He added: "All of this is possible due to great support from the station team, British Transport Police, and local and national suppliers including the Pret Foundation Trust, Blacks outdoor clothing, Virgin Trains, and Abellio – they’ve been amazing in making this event happen."
Joining the other volunteers on the day will half a dozen professionals from StreetVet, who will be coming armed with shoeboxes filled with Christmas presents for homeless dogs, donated by the public.
The not-for-profit organisation was founded by qualified vets Jade Statt and Sam Joseph, who had been independently walking the streets of London with backpacks of supplies and treating homeless dogs in their spare time. By pure coincidence, both had been calling themselves StreetVet, and when they were introduced to each other in April this year they decided to team up.
They now have a team of 70 qualified vets and veterinary nurses and are a registered practice. They are out in six different locations across London four times a week, and have expanded to cities including Brighton and Bristol, with plans to branch out into more cities and to expand more widely into the cities they already cover.

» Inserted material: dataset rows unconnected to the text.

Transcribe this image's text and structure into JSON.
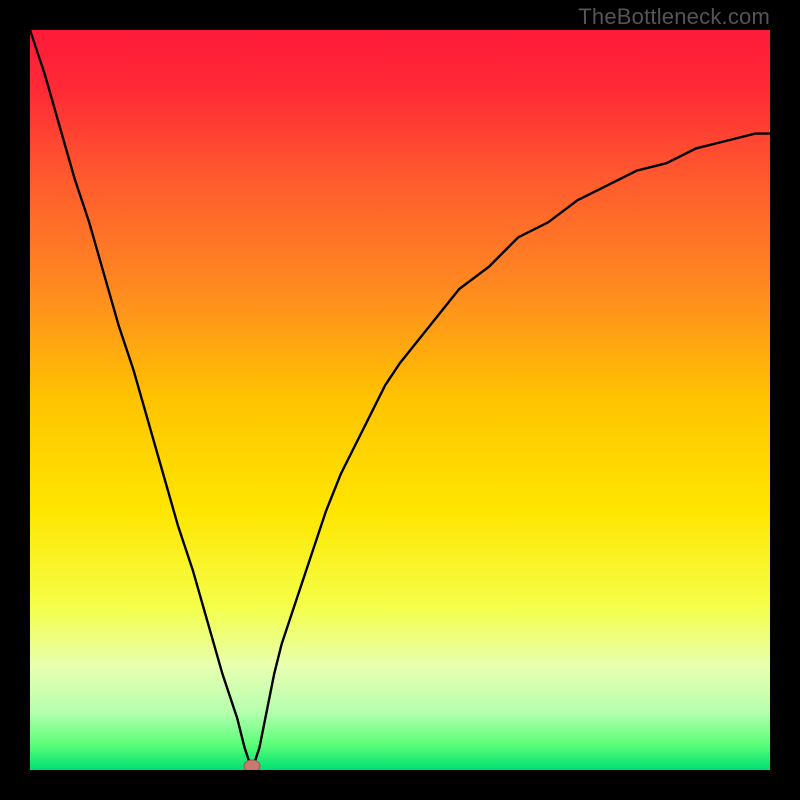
{
  "watermark": "TheBottleneck.com",
  "chart_data": {
    "type": "line",
    "title": "",
    "xlabel": "",
    "ylabel": "",
    "ylim": [
      0,
      100
    ],
    "xlim": [
      0,
      100
    ],
    "x": [
      0,
      2,
      4,
      6,
      8,
      10,
      12,
      14,
      16,
      18,
      20,
      22,
      24,
      26,
      28,
      29,
      30,
      31,
      32,
      33,
      34,
      36,
      38,
      40,
      42,
      44,
      46,
      48,
      50,
      54,
      58,
      62,
      66,
      70,
      74,
      78,
      82,
      86,
      90,
      94,
      98,
      100
    ],
    "values": [
      100,
      94,
      87,
      80,
      74,
      67,
      60,
      54,
      47,
      40,
      33,
      27,
      20,
      13,
      7,
      3,
      0,
      3,
      8,
      13,
      17,
      23,
      29,
      35,
      40,
      44,
      48,
      52,
      55,
      60,
      65,
      68,
      72,
      74,
      77,
      79,
      81,
      82,
      84,
      85,
      86,
      86
    ],
    "marker": {
      "x": 30,
      "y": 0
    },
    "gradient_stops": [
      {
        "offset": 0.0,
        "color": "#ff1a3a"
      },
      {
        "offset": 0.08,
        "color": "#ff2a36"
      },
      {
        "offset": 0.2,
        "color": "#ff5a2e"
      },
      {
        "offset": 0.35,
        "color": "#ff8a20"
      },
      {
        "offset": 0.5,
        "color": "#ffc400"
      },
      {
        "offset": 0.65,
        "color": "#ffe600"
      },
      {
        "offset": 0.78,
        "color": "#f4ff4a"
      },
      {
        "offset": 0.86,
        "color": "#e8ffb0"
      },
      {
        "offset": 0.92,
        "color": "#b8ffb0"
      },
      {
        "offset": 0.965,
        "color": "#5cff7a"
      },
      {
        "offset": 1.0,
        "color": "#00e070"
      }
    ],
    "colors": {
      "line": "#000000",
      "marker_fill": "#c77a6e",
      "marker_stroke": "#9a5a50",
      "background_frame": "#000000"
    }
  }
}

"Everything we normally do we'll be able to do [on Christmas Day]," Statt tells BuzzFeed News. "We will have our vet kit with us." On the streets the vets tend to dogs who would not normally be able to access treatment, offering them everything from flea treatment, worming medicine, and microchipping to ear and eye treatment.
"We do everything we would normally do in a consultation at work – we can take bloods, and we bring a suitcase full of food, toys, coats, and leads," Statt says.
"What I'm motivated by is nothing that every vet and nurse hasn't felt when they've walked by a homeless person and their pet. You want to have a chat to them, get the dog some food.
"I've always wanted to volunteer as my profession in this country and it's a very easy thing to do abroad, but there isn't really anything that exists here to help the animals in this country, and that is what I wanted to do."
The response to their Christmas appeal has been so good, she adds, that they have had to hire a van to deliver the gifts this weekend, but there will be plenty left over for dogs on Christmas Day.
"We've been doing a Christmas shoebox appeal which has been running for quite a few weeks now," Statt says. "We'll be bringing along the Christmas presents the public have generously donated – they will be wrapped up for Christmas for the dogs."
She adds: "We never really know how many dogs we'll get, but because there's an area of shelter it's going to be a good atmosphere. People are going to come along and know that they can bring their dogs. I hope that we'll see some familiar faces, and some new faces, too."
For those who want to donate food and gifts for the Christmas dinner, Streets Kitchen will be at Euston Gardens on Friday 22 December between 11am and 6pm, collecting donations from the public. "People will be bringing stuff down to us," Glackin says. "Sleeping bags, underwear, the bare basics that keep people alive."
While Glackin says he is thrilled with the positive response the Christmas Day event has had, he finds it frustrating that the issue of homelessness can be highlighted at Christmas – and forgotten again by the New Year.
"I hope we can make people realise that homelessness isn't just for one day," he says. "I hope we get as much interest when we don't have train stations or anywhere. I hope people who read this and see what we're doing give us buildings to use. I would encourage businesses, if they have offices lying empty – we need space.
"Christmas is a very poignant, hard time, but every day of the week is hard. It's harder in January and February when nobody cares.
"Why do we do this? It keeps people alive, and that's what we're about."